Without altering anything, repeat each of the records.

◆ **RECORDS PROVIDED**:
◆ ◆ ◆ ◆

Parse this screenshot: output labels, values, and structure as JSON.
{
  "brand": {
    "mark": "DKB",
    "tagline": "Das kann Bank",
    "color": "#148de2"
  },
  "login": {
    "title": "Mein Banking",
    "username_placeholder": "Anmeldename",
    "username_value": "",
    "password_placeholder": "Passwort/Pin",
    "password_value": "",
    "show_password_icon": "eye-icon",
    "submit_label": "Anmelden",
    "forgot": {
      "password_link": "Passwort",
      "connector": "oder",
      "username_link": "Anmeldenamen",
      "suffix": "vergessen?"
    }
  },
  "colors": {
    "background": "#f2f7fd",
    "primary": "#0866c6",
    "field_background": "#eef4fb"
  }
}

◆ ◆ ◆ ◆

◆ **SOLUTION TO THE EXERCISE**:
Parse this screenshot: output labels, values, and structure as JSON.
{
  "brand": {
    "mark": "DKB",
    "tagline": "Das kann Bank",
    "color": "#148de2"
  },
  "login": {
    "title": "Mein Banking",
    "username_placeholder": "Anmeldename",
    "username_value": "",
    "password_placeholder": "Passwort/Pin",
    "password_value": "",
    "show_password_icon": "eye-icon",
    "submit_label": "Anmelden",
    "forgot": {
      "password_link": "Passwort",
      "connector": "oder",
      "username_link": "Anmeldenamen",
      "suffix": "vergessen?"
    }
  },
  "colors": {
    "background": "#f2f7fd",
    "primary": "#0866c6",
    "field_background": "#eef4fb"
  }
}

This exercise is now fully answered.